My thought process was as follows:

* There are a hundred hundred tiny branches so I don't want to get stuck in painting them or using selection tools.

* Actually painting and selection tools would work quite well but we're probably talking about a weeks work.

* I'm spending under five minutes on this so let's not do that.

* Masking using the brightness of the original is a good candidate but has a problem which will take more that five minutes; more like a couple of hours for me. The image has a gradient of brightness: the branches at the top (which you want to keep) are quite bright whereas the ground at the bottom (which you want to lose is a little darker).



Anyhow, here's what I did in a couple of minutes.

1. Started a new doc with your image.

2. Duplicated the layer.

3. Added a solid layer that will show where there is transparency.

4. Added Colour Adjustments > Curves to lower image layer and use the curves to make the black/white of that image break where I want to select and edge.

5. Added Color Adjustments > Invert to invert the lower image layer as you want the bits to keep to be white.

6. Made the lower image layer partly transparent by using Effects > Mask to Alpha.

7 Bring the two layers together by right-clicking the upper image layer and selecting Create Clipping Mask.

Job done.



Now... the gradient problem. If I were to do this properly I'd probably ignore the work I'd done up to now and return to the original image. I want a more consistent tonality across it. Some people are very good at modifying images like this by using gradient layers and blend modes. I'm particularly weak here so I'd probably use the lighten/darken tools to tweak the image then return to the method above.



Anyhow, I hope some of this is of help. Have fun.



- Stef.

P.S. There's a free trial here: https://www.pixelmator.com/pro/free-trial/

Image
User avatar

2019-06-23 19:02:36

by st3f 2019-06-23 17:55:18 Hi Engine44.

Easy or difficult depends very much on the extent to which you want to remove it. Cleaning my flat is not that difficult a task, but cleaning it to such a degree that there is no DNA evidence that I was ever there is... somewhat problematic. There are tools that will help, though.

I decided to do a quick removal and see how far I could get in a couple of minutes. Results at end of post (edit: at time of posting, there seems to be a problem in the forum. If you don't see the image straight away, refresh a couple of times).

My thought process was as follows:

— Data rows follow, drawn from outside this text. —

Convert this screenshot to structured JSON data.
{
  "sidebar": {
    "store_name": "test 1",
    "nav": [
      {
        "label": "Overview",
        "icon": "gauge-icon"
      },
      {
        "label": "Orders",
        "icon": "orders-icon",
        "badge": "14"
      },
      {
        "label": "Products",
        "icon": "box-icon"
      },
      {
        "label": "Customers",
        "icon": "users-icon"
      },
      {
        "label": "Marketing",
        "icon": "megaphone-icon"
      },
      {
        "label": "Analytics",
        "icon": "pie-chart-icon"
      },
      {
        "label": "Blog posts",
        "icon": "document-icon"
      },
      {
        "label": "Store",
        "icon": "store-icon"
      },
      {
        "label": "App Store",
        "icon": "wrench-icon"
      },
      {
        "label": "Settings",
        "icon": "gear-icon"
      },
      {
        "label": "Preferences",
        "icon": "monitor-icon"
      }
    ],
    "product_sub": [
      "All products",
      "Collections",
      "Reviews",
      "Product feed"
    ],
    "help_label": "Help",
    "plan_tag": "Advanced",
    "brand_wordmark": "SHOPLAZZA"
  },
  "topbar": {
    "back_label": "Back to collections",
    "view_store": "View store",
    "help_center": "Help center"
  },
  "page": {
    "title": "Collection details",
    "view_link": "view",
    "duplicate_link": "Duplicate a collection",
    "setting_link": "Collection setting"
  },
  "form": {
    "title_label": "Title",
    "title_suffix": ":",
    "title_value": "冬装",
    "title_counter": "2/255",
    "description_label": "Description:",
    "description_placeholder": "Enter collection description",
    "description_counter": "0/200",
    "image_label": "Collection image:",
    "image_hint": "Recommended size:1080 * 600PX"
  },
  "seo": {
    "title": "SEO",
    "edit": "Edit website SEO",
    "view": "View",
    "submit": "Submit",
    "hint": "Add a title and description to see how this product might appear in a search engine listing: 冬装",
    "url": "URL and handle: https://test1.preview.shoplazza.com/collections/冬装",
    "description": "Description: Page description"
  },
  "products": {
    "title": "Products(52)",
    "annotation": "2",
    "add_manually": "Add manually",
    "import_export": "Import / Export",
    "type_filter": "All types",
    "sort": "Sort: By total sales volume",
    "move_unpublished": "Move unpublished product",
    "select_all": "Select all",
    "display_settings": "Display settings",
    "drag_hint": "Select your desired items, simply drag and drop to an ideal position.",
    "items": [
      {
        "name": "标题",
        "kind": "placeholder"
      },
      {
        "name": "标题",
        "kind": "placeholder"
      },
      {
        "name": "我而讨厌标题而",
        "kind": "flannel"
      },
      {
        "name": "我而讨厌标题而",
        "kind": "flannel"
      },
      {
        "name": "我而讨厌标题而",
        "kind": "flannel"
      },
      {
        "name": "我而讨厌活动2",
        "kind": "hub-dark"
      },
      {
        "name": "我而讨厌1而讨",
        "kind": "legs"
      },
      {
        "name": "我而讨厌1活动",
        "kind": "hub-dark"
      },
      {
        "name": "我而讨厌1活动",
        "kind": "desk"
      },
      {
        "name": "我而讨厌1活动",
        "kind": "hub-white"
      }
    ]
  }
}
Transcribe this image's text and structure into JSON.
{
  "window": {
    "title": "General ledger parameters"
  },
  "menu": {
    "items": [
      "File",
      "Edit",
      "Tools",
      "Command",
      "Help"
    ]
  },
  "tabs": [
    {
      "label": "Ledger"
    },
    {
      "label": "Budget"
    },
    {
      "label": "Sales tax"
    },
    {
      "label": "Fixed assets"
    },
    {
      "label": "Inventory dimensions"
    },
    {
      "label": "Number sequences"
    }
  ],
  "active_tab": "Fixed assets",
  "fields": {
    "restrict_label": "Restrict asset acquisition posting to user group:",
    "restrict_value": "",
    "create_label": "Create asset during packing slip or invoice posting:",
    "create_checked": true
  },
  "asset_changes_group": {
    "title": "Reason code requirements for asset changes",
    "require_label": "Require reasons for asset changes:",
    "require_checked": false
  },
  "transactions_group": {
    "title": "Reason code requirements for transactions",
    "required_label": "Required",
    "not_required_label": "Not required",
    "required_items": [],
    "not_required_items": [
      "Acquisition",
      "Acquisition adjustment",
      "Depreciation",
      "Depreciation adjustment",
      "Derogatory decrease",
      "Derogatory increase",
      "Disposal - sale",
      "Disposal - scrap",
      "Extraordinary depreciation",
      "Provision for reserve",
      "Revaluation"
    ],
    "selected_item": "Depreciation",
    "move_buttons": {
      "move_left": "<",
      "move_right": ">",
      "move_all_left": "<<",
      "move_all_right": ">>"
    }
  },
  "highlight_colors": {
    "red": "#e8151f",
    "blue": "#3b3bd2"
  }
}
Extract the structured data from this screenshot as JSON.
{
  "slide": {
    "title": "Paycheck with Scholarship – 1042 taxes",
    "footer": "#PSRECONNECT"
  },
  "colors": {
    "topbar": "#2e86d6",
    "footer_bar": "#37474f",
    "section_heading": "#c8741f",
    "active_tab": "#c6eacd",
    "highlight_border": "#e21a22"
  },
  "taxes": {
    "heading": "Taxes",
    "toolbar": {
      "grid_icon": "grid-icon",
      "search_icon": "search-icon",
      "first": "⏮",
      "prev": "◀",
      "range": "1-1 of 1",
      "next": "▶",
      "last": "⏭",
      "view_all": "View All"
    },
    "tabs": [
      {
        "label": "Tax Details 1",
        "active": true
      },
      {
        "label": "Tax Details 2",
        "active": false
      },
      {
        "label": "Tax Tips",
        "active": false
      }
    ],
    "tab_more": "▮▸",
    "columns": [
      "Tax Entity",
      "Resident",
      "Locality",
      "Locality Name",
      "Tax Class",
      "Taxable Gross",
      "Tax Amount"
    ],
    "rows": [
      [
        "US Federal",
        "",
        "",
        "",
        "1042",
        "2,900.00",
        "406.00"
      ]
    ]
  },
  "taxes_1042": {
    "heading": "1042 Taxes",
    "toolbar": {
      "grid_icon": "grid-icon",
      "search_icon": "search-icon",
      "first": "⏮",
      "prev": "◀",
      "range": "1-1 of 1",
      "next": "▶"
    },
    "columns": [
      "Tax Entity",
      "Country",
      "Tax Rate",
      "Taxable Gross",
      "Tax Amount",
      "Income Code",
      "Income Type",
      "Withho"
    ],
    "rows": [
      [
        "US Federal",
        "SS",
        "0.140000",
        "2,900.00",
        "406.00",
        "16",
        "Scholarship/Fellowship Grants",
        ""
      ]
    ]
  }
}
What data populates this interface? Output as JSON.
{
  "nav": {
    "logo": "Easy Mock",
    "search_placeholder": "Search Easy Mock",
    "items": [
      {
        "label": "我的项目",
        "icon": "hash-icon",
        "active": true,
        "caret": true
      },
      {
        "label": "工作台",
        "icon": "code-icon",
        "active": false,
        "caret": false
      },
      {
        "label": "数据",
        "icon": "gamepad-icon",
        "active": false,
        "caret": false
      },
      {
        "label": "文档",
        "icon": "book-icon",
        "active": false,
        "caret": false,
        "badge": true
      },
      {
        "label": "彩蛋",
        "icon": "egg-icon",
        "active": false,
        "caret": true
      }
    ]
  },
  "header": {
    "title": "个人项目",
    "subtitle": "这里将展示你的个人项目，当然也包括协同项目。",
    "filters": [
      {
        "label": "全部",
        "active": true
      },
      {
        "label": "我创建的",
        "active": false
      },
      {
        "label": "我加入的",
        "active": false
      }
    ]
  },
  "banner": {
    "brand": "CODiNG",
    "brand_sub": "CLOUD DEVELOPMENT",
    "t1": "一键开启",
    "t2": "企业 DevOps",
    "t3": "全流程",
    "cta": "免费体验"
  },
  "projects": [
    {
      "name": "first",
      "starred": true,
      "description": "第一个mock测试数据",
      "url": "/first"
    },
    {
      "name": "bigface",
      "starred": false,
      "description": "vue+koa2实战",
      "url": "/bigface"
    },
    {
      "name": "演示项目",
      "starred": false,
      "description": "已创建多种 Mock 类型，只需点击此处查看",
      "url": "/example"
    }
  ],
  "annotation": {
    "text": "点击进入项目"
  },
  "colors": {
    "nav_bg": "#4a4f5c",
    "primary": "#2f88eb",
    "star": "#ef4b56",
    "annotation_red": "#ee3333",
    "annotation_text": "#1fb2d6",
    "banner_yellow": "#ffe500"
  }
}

* There are a hundred hundred tiny branches so I don't want to get stuck in painting them or using selection tools.

* Actually painting and selection tools would work quite well but we're probably talking about a weeks work.

* I'm spending under five minutes on this so let's not do that.

* Masking using the brightness of the original is a good candidate but has a problem which will take more that five minutes; more like a couple of hours for me. The image has a gradient of brightness: the branches at the top (which you want to keep) are quite bright whereas the ground at the bottom (which you want to lose is a little darker).



Anyhow, here's what I did in a couple of minutes.

1. Started a new doc with your image.

2. Duplicated the layer.

3. Added a solid layer that will show where there is transparency.

4. Added Colour Adjustments > Curves to lower image layer and use the curves to make the black/white of that image break where I want to select and edge.

5. Added Color Adjustments > Invert to invert the lower image layer as you want the bits to keep to be white.

6. Made the lower image layer partly transparent by using Effects > Mask to Alpha.

7 Bring the two layers together by right-clicking the upper image layer and selecting Create Clipping Mask.

Job done.



Now... the gradient problem. If I were to do this properly I'd probably ignore the work I'd done up to now and return to the original image. I want a more consistent tonality across it. Some people are very good at modifying images like this by using gradient layers and blend modes. I'm particularly weak here so I'd probably use the lighten/darken tools to tweak the image then return to the method above.



Anyhow, I hope some of this is of help. Have fun.



- Stef.

P.S. There's a free trial here: https://www.pixelmator.com/pro/free-trial/

Image
Thank you